(Records shown Opens)

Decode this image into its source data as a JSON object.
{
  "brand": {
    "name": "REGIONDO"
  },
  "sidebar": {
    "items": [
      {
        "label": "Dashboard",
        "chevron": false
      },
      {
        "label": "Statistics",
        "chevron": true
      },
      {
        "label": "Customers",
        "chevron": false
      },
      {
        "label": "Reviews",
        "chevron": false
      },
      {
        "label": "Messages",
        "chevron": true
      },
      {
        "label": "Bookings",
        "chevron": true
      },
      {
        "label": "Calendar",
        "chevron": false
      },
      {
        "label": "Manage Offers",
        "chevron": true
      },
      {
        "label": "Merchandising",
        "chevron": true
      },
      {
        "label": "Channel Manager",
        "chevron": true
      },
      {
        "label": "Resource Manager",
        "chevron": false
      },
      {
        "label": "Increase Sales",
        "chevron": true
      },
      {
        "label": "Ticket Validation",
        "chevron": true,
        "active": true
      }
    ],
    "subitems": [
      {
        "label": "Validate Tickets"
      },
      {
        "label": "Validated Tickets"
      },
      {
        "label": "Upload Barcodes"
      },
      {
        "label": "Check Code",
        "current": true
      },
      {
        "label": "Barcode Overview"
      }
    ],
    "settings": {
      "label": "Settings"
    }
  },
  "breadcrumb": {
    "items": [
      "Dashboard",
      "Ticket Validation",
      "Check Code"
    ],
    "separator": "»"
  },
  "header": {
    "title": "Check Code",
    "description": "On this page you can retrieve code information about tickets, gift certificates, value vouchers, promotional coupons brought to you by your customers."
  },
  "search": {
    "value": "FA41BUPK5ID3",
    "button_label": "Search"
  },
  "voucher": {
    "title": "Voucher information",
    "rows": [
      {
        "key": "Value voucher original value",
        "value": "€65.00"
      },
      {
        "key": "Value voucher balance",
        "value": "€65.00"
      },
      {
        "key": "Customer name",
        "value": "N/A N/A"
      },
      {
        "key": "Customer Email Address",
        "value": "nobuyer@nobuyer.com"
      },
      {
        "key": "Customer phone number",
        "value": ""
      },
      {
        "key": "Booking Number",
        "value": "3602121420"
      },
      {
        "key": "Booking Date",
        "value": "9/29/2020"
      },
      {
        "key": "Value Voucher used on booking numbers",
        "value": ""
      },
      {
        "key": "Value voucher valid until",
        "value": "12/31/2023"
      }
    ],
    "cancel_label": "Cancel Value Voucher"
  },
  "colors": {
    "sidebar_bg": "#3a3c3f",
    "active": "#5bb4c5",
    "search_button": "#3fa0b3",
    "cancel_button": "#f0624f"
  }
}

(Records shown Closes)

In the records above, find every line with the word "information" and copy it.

Solution to the exercise
    "description": "On this page you can retrieve code information about tickets, gift certificates, value vouchers, promotional coupons brought to you by your customers."
    "title": "Voucher information",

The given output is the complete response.